About half a million people in the South Auckland area rely on the Counties Manukau DHB (CMDHB) for healthcare services. The population is characterised by great cultural and ethnic diversity.
Huge demand for services
Middlemore Hospital is the busiest in the country and employs nearly 6,500 people in roles ranging from medical specialists and nurses through to physiotherapists and cleaners, says Vicky Aperahama, Middlemore’s workplace trainer/assessor.
“Many of the non-clinical staff have English as a second language. They have valuable roles within the CMDHB and play a pivotal role in ensuring quality patient care. Literacy and numeracy support has increased through improved written and verbal communication,” says Vicky.
Rolling out training
In 2008, the hospital ended its cleaning contract with an external provider and employed the 276 cleaners and orderlies who had been doing the work. Management recognised the ‘new’ staff would benefit from literacy and numeracy (LLN) training.

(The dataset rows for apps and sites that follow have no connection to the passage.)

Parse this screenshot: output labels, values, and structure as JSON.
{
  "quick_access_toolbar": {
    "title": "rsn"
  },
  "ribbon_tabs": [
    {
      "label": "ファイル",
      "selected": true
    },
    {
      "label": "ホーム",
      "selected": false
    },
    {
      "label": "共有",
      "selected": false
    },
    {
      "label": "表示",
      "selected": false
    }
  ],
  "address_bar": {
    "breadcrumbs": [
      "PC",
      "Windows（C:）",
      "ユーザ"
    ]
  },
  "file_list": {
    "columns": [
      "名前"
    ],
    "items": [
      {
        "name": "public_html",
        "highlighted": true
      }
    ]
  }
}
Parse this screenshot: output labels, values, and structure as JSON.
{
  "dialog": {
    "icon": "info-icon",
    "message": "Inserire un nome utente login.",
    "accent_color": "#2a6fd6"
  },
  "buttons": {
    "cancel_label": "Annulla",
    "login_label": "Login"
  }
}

The Tertiary Education Commission helped fund the design and delivery of a reading, writing and communications programme called StepUP, whose pilot phrase in 2009 and 2010 involved 28 people – 20 cleaners and eight supervisors.

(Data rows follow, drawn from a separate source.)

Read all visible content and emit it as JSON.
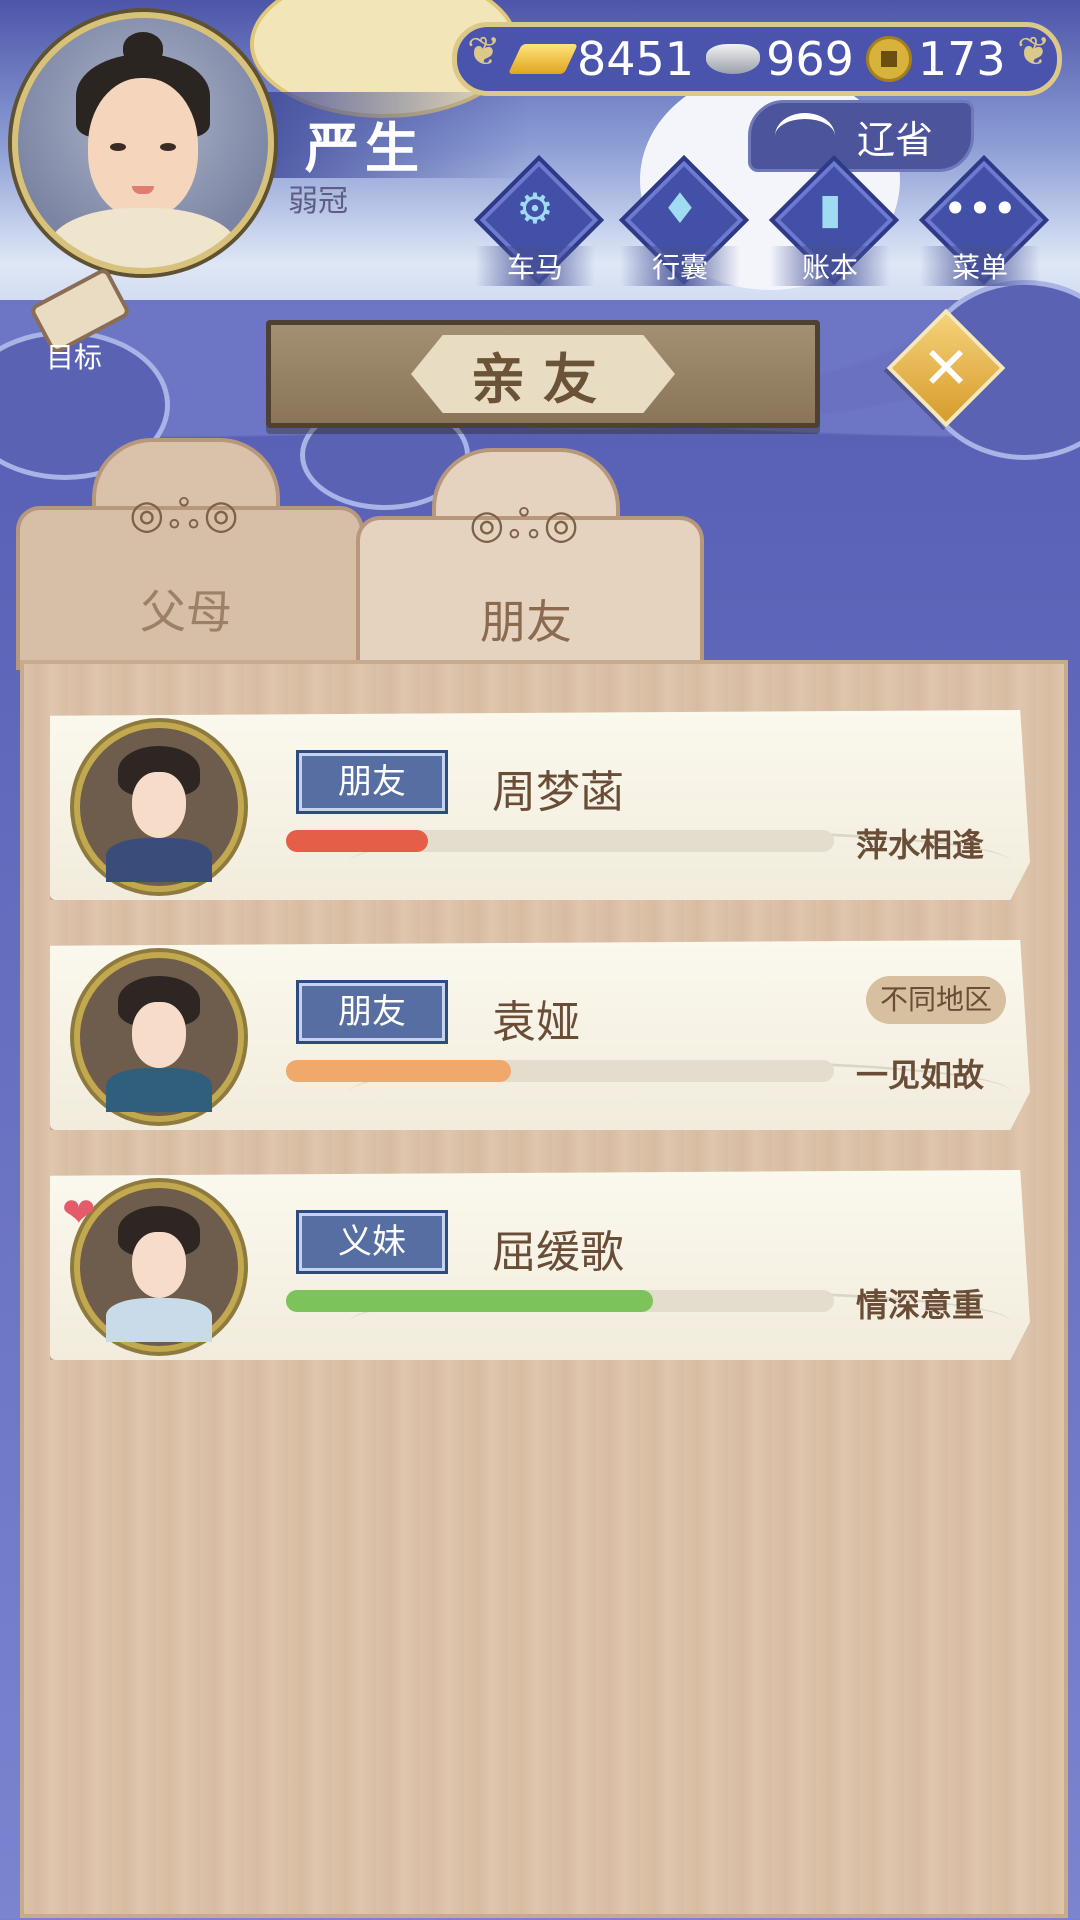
{
  "player": {
    "name": "严生",
    "rank": "弱冠"
  },
  "currency": {
    "gold": "8451",
    "silver": "969",
    "coins": "173"
  },
  "location": {
    "label": "辽省"
  },
  "menu": [
    {
      "label": "车马",
      "icon": "carriage-icon"
    },
    {
      "label": "行囊",
      "icon": "bundle-icon"
    },
    {
      "label": "账本",
      "icon": "ledger-icon"
    },
    {
      "label": "菜单",
      "icon": "menu-dots-icon"
    }
  ],
  "goal": {
    "label": "目标"
  },
  "title": "亲友",
  "tabs": [
    {
      "label": "父母",
      "active": false
    },
    {
      "label": "朋友",
      "active": true
    }
  ],
  "friends": [
    {
      "tag": "朋友",
      "name": "周梦菡",
      "relation": "萍水相逢",
      "bar_color": "#e55f48",
      "bar_fill": 0.26,
      "badge": null,
      "heart": false
    },
    {
      "tag": "朋友",
      "name": "袁娅",
      "relation": "一见如故",
      "bar_color": "#f0a96a",
      "bar_fill": 0.41,
      "badge": "不同地区",
      "heart": false
    },
    {
      "tag": "义妹",
      "name": "屈缓歌",
      "relation": "情深意重",
      "bar_color": "#7cc45a",
      "bar_fill": 0.67,
      "badge": null,
      "heart": true
    }
  ],
  "colors": {
    "accent_gold": "#dcc888",
    "panel_wood": "#dcc2a8",
    "tag_blue": "#566ea1"
  }
}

Since then, 150 employees have completed the programme and another 50 are currently enrolled; aged-care workers and translation services staff have also been included. “A major thrust of the programme,” says Vicky, “has been to reduce the alienation second-language learners often feel in a large and complex organisation by introducing them to the organisation’s values, vision, processes and procedures.”

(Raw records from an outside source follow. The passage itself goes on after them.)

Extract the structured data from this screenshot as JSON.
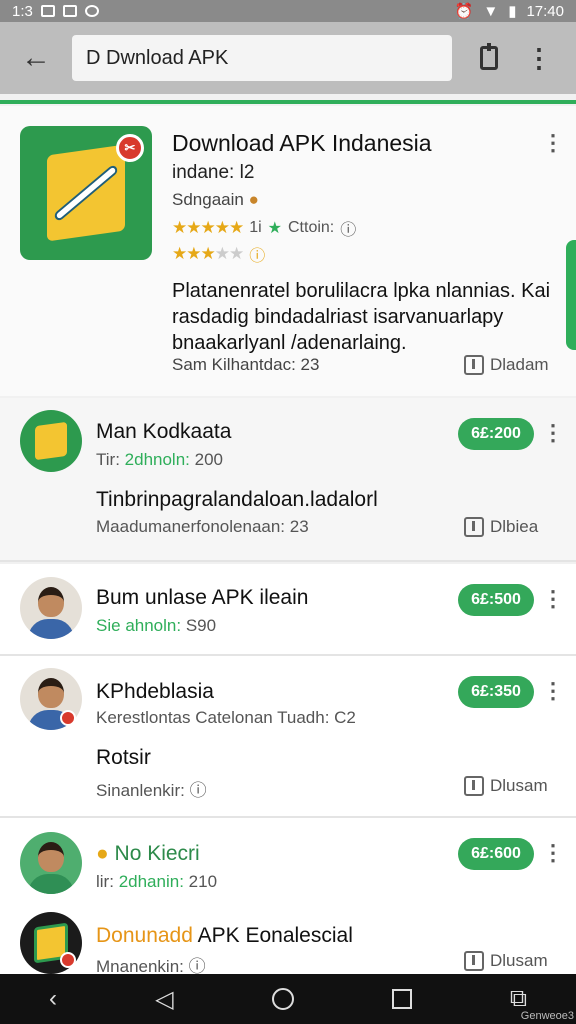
{
  "status_bar": {
    "time_left": "1:3",
    "time_right": "17:40"
  },
  "search": {
    "value": "D Dwnload APK"
  },
  "main_card": {
    "title": "Download APK Indanesia",
    "subtitle": "indane: l2",
    "developer": "Sdngaain",
    "rating_note": "1i",
    "rating_label": "Cttoin:",
    "description": "Platanenratel borulilacra lpka nlannias. Kai rasdadig bindadalriast isarvanuarlapy bnaakarlyanl /adenarlaing.",
    "footer_meta": "Sam Kilhantdac: 23",
    "download_label": "Dladam"
  },
  "items": [
    {
      "title": "Man Kodkaata",
      "sub_prefix": "Tir:",
      "sub_green": "2dhnoln:",
      "sub_value": "200",
      "body": "Tinbrinpagralandaloan.ladalorl",
      "meta": "Maadumanerfonolenaan: 23",
      "pill": "6£:200",
      "download_label": "Dlbiea"
    },
    {
      "title": "Bum unlase APK ileain",
      "sub_prefix": "Sie",
      "sub_green": "ahnoln:",
      "sub_value": "S90",
      "pill": "6£:500"
    },
    {
      "title": "KPhdeblasia",
      "sub_full": "Kerestlontas Catelonan Tuadh: C2",
      "body": "Rotsir",
      "meta": "Sinanlenkir:",
      "pill": "6£:350",
      "download_label": "Dlusam"
    },
    {
      "title": "No Kiecri",
      "sub_prefix": "lir:",
      "sub_green": "2dhanin:",
      "sub_value": "210",
      "pill": "6£:600"
    },
    {
      "title_orange": "Donunadd",
      "title_rest": "APK Eonalescial",
      "meta": "Mnanenkin:",
      "download_label": "Dlusam"
    }
  ],
  "watermark": "Genweoe3",
  "colors": {
    "accent_green": "#34a85a",
    "toolbar_gray": "#bdbdbd",
    "star_gold": "#e6a817"
  },
  "icons": [
    "back-arrow-icon",
    "clipboard-icon",
    "more-vert-icon",
    "download-icon",
    "nav-back-icon",
    "nav-home-icon",
    "nav-recents-icon"
  ]
}
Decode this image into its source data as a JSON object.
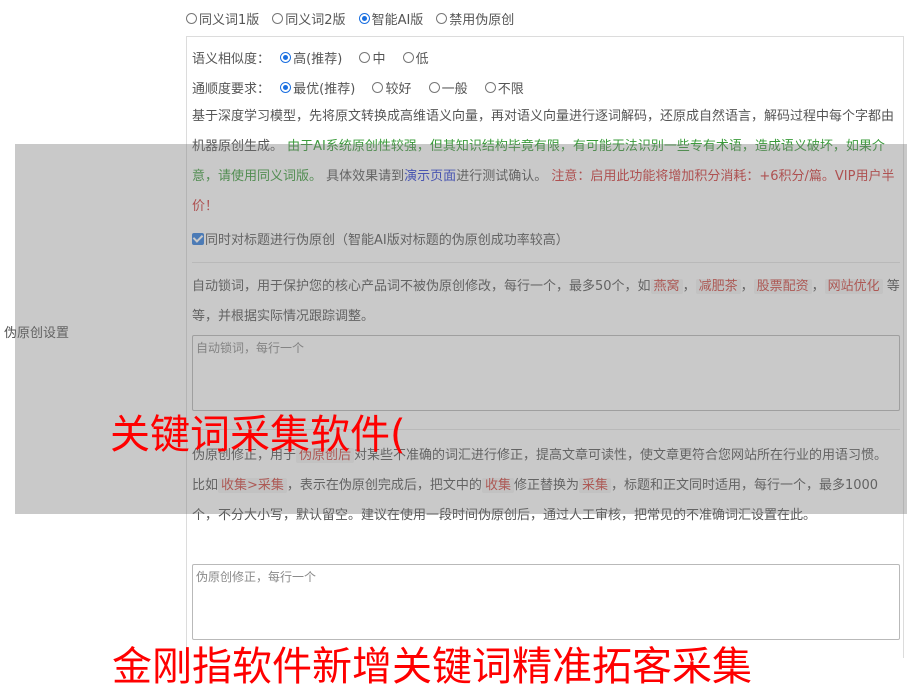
{
  "versions": [
    {
      "label": "同义词1版",
      "selected": false
    },
    {
      "label": "同义词2版",
      "selected": false
    },
    {
      "label": "智能AI版",
      "selected": true
    },
    {
      "label": "禁用伪原创",
      "selected": false
    }
  ],
  "similarity": {
    "label": "语义相似度：",
    "options": [
      {
        "label": "高(推荐)",
        "selected": true
      },
      {
        "label": "中",
        "selected": false
      },
      {
        "label": "低",
        "selected": false
      }
    ]
  },
  "fluency": {
    "label": "通顺度要求：",
    "options": [
      {
        "label": "最优(推荐)",
        "selected": true
      },
      {
        "label": "较好",
        "selected": false
      },
      {
        "label": "一般",
        "selected": false
      },
      {
        "label": "不限",
        "selected": false
      }
    ]
  },
  "description": {
    "intro": "基于深度学习模型，先将原文转换成高维语义向量，再对语义向量进行逐词解码，还原成自然语言，解码过程中每个字都由机器原创生成。",
    "warning_green": "由于AI系统原创性较强，但其知识结构毕竟有限，有可能无法识别一些专有术语，造成语义破坏，如果介意，请使用同义词版。",
    "test_prefix": "具体效果请到",
    "test_link": "演示页面",
    "test_suffix": "进行测试确认。",
    "cost_red": "注意：启用此功能将增加积分消耗：+6积分/篇。VIP用户半价！"
  },
  "title_checkbox": {
    "checked": true,
    "label": "同时对标题进行伪原创（智能AI版对标题的伪原创成功率较高）"
  },
  "lock_words": {
    "desc_prefix": "自动锁词，用于保护您的核心产品词不被伪原创修改，每行一个，最多50个，如",
    "examples": [
      "燕窝",
      "减肥茶",
      "股票配资",
      "网站优化"
    ],
    "desc_suffix": "等等，并根据实际情况跟踪调整。",
    "placeholder": "自动锁词，每行一个"
  },
  "correction": {
    "p1": "伪原创修正，用于",
    "chip1": "伪原创后",
    "p2": "对某些不准确的词汇进行修正，提高文章可读性，使文章更符合您网站所在行业的用语习惯。比如",
    "chip2": "收集>采集",
    "p3": "，表示在伪原创完成后，把文中的",
    "chip3": "收集",
    "p4": "修正替换为",
    "chip4": "采集",
    "p5": "，标题和正文同时适用，每行一个，最多1000个，不分大小写，默认留空。建议在使用一段时间伪原创后，通过人工审核，把常见的不准确词汇设置在此。",
    "placeholder": "伪原创修正，每行一个"
  },
  "side_label": "伪原创设置",
  "overlay_text_1": "关键词采集软件(",
  "overlay_text_2": "金刚指软件新增关键词精准拓客采集"
}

Health and safety skills are embedded in the training. As an example, one group was asked to produce a poster on health and safety in the workplace by gathering information on computers, discussing the issues, and taking their own photos of people and materials. “There is evidence to support a reduction in MRO (multi-resistant organisms) – directly attributable to improved hand hygiene and better cleaning processes.”
The outcome of the StepUP programme has been increased self-confidence, better teamwork and safer patient care. A survey delivered the following results:
Vicky says the StepUP venture has encouraged staff to keep pursuing education and go on to complete further qualifications. “We will have more qualified staff who are open to change and better able to represent the communities which they work within.”
Continuing education encouraged
The CMDHB has ensured that LLN is embedded by developing a formal plan and strategy in 2010, with partial funding from the Department of Labour. Training companies Francis Group, and Sadler were contracted to gather information from staff, at all levels of the DHB, about needs and to develop the strategy. Vicky says the biggest challenge was persuading people they needed to learn, and it was therefore necessary to have an organisational action plan. It soon became apparent that everyone had something to contribute, and they quickly identified issues relating to numeracy and literacy in their daily work.
This year, StepUP courses incorporate unit standards so staff can earn formal qualifications on the job. A new learning space called Ko Awatea (dawn) has also been opened to create a comfortable place for learners. Now managers, supervisors and team leaders throughout the non-clinical support teams are also being trained to better understand the DHB’s literacy and numeracy needs.